HB 1800, the bill intended to pilot vouchers in Pennsylvania, made it out of committee today. The vote was 13-12, with two GOP representatives (Rosemary Brown and Meghan Schroeder) voting no.
The precipitating excuse for this bill is the school system of Harrisburg, a system that has suffered from financial mismanagement and so was put in financial receivership, a sort of state takeover, last June. By August, House Speaker Mike Turzai was chomping at the bit, because after all, the state had had almost two whole months to turn things around.
Turzai is a Betsy DeVos fanboy with a long-standing dislike for public education, so Harrisburg's vulnerability must strike him as a great chance to once again try to sell vouchers to a GOP-dominated legislature that has already grabbed onto plenty of choice-flavored assaults on public ed.
The bill is ugly.
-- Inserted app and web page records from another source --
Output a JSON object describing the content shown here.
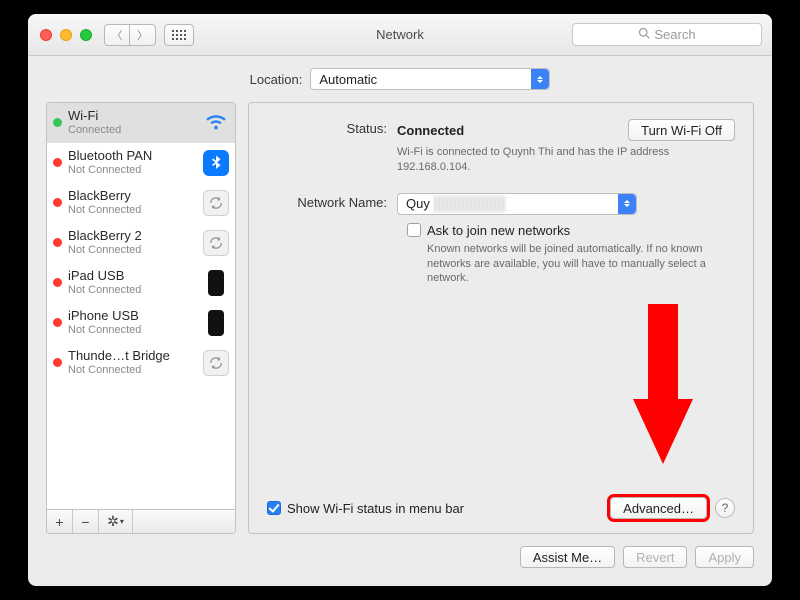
{
  "window": {
    "title": "Network",
    "search_placeholder": "Search"
  },
  "location": {
    "label": "Location:",
    "value": "Automatic"
  },
  "services": [
    {
      "name": "Wi-Fi",
      "sub": "Connected",
      "dot": "green",
      "icon": "wifi",
      "selected": true
    },
    {
      "name": "Bluetooth PAN",
      "sub": "Not Connected",
      "dot": "red",
      "icon": "bluetooth",
      "selected": false
    },
    {
      "name": "BlackBerry",
      "sub": "Not Connected",
      "dot": "red",
      "icon": "disk",
      "selected": false
    },
    {
      "name": "BlackBerry 2",
      "sub": "Not Connected",
      "dot": "red",
      "icon": "disk",
      "selected": false
    },
    {
      "name": "iPad USB",
      "sub": "Not Connected",
      "dot": "red",
      "icon": "phone",
      "selected": false
    },
    {
      "name": "iPhone USB",
      "sub": "Not Connected",
      "dot": "red",
      "icon": "phone",
      "selected": false
    },
    {
      "name": "Thunde…t Bridge",
      "sub": "Not Connected",
      "dot": "red",
      "icon": "disk",
      "selected": false
    }
  ],
  "detail": {
    "status_label": "Status:",
    "status_value": "Connected",
    "toggle_button": "Turn Wi-Fi Off",
    "status_hint": "Wi-Fi is connected to Quynh Thi and has the IP address 192.168.0.104.",
    "network_name_label": "Network Name:",
    "network_name_value": "Quy",
    "ask_join_label": "Ask to join new networks",
    "ask_join_checked": false,
    "ask_join_hint": "Known networks will be joined automatically. If no known networks are available, you will have to manually select a network.",
    "show_menubar_label": "Show Wi-Fi status in menu bar",
    "show_menubar_checked": true,
    "advanced_button": "Advanced…"
  },
  "footer": {
    "assist": "Assist Me…",
    "revert": "Revert",
    "apply": "Apply"
  }
}
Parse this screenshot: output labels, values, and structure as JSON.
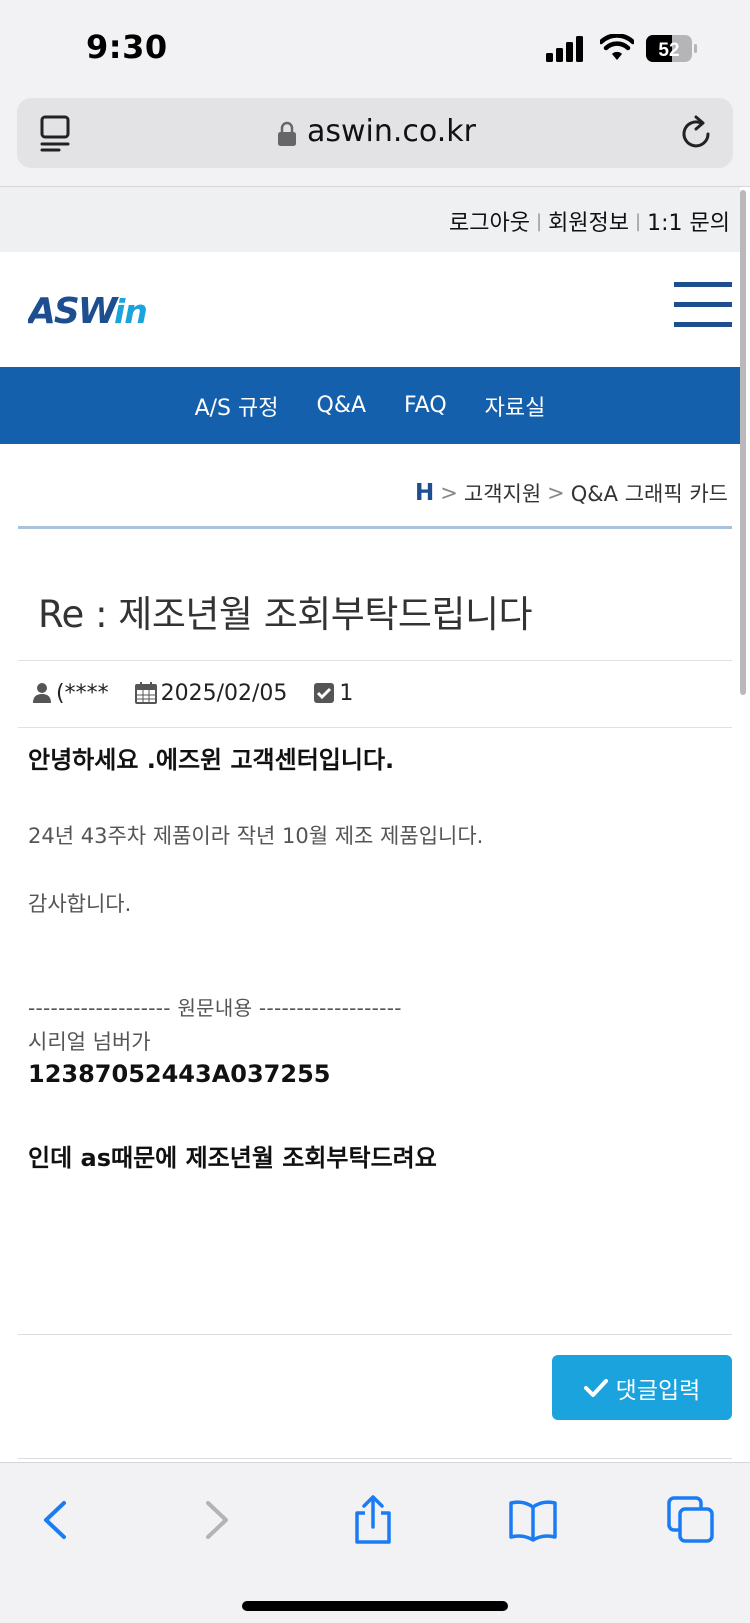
{
  "status_bar": {
    "time": "9:30",
    "battery": "52"
  },
  "browser": {
    "url": "aswin.co.kr"
  },
  "util_links": [
    "로그아웃",
    "회원정보",
    "1:1 문의"
  ],
  "nav": [
    "A/S 규정",
    "Q&A",
    "FAQ",
    "자료실"
  ],
  "breadcrumb": {
    "home": "H",
    "items": [
      "고객지원",
      "Q&A 그래픽 카드"
    ]
  },
  "post": {
    "title": "Re : 제조년월 조회부탁드립니다",
    "author": "(****",
    "date": "2025/02/05",
    "count": "1",
    "lines": {
      "greeting": "안녕하세요 .에즈윈 고객센터입니다.",
      "answer": "24년 43주차 제품이라 작년 10월 제조 제품입니다.",
      "thanks": "감사합니다.",
      "divider": "------------------- 원문내용 -------------------",
      "serial_label": "시리얼 넘버가",
      "serial": "12387052443A037255",
      "request": "인데 as때문에 제조년월 조회부탁드려요"
    }
  },
  "comment_button": "댓글입력",
  "colors": {
    "nav_bg": "#1460ad",
    "button_bg": "#1aa3dc",
    "logo": "#1d4e8f",
    "browser_blue": "#1a7cf5"
  }
}
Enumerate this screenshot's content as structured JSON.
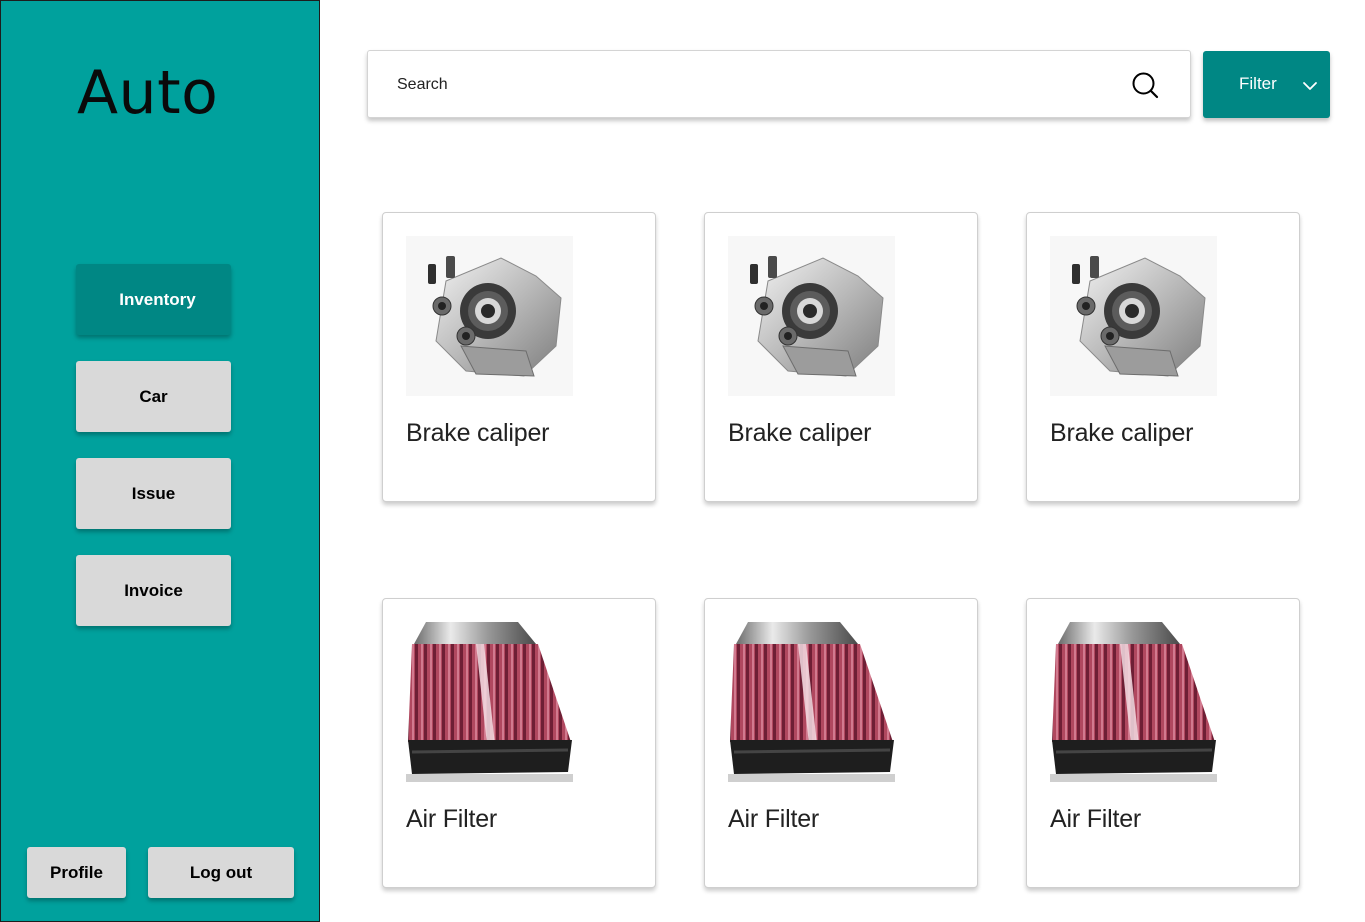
{
  "sidebar": {
    "brand": "Auto",
    "nav": [
      {
        "label": "Inventory",
        "active": true
      },
      {
        "label": "Car",
        "active": false
      },
      {
        "label": "Issue",
        "active": false
      },
      {
        "label": "Invoice",
        "active": false
      }
    ],
    "footer": {
      "profile_label": "Profile",
      "logout_label": "Log out"
    }
  },
  "topbar": {
    "search": {
      "placeholder": "Search",
      "value": "",
      "icon": "search-icon"
    },
    "filter": {
      "label": "Filter",
      "icon": "chevron-down-icon"
    }
  },
  "products": [
    {
      "name": "Brake caliper",
      "image": "brake-caliper"
    },
    {
      "name": "Brake caliper",
      "image": "brake-caliper"
    },
    {
      "name": "Brake caliper",
      "image": "brake-caliper"
    },
    {
      "name": "Air Filter",
      "image": "air-filter"
    },
    {
      "name": "Air Filter",
      "image": "air-filter"
    },
    {
      "name": "Air Filter",
      "image": "air-filter"
    }
  ],
  "colors": {
    "sidebar_bg": "#00a19d",
    "accent": "#008784",
    "button_gray": "#d9d9d9"
  }
}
The state-appointed receiver is directed to offer vouchers, without caps and without oversight. Also, the districts have to provide transportation. Half of the voucher amount ($8,200) would come out of local money and half from the state subsidy. And the bill expressly forbids the state from forcing anyone to accept these vouchers-- so private schools can pick and choose which students they want to accept.
It's also worth remembering that where they have been implemented, vouchers tend to pump lots of public tax money into private religious schools.
In other words, this bill will literally require taxpayers to send their tax dollars to schools that may refuse to accept those taxpayer's children.
Turzai is floating the bullshit claim that this will somehow have a financial benefit to the district. It won't. It will drain millions of dollars from a struggling district, allowing only certain select students to move to voucher schools, without any oversight to let the taxpayers know how those dollars were spent. Plus that whole separation of church and state thing.
This bill is bad, bad news. It's another assault on public education, and honestly I don't know why conservatives aren't bothered by the whole "We're just going to send taxpayer money whereever and you don't get to ask any questions about what happened to it ever."
But the thing is out of comittee, which means it will be up for general vote at some point. So if you're in PA, now's a good time to get ahold of your legislator and ask them in forceful terms to vote "no" on this damned thing.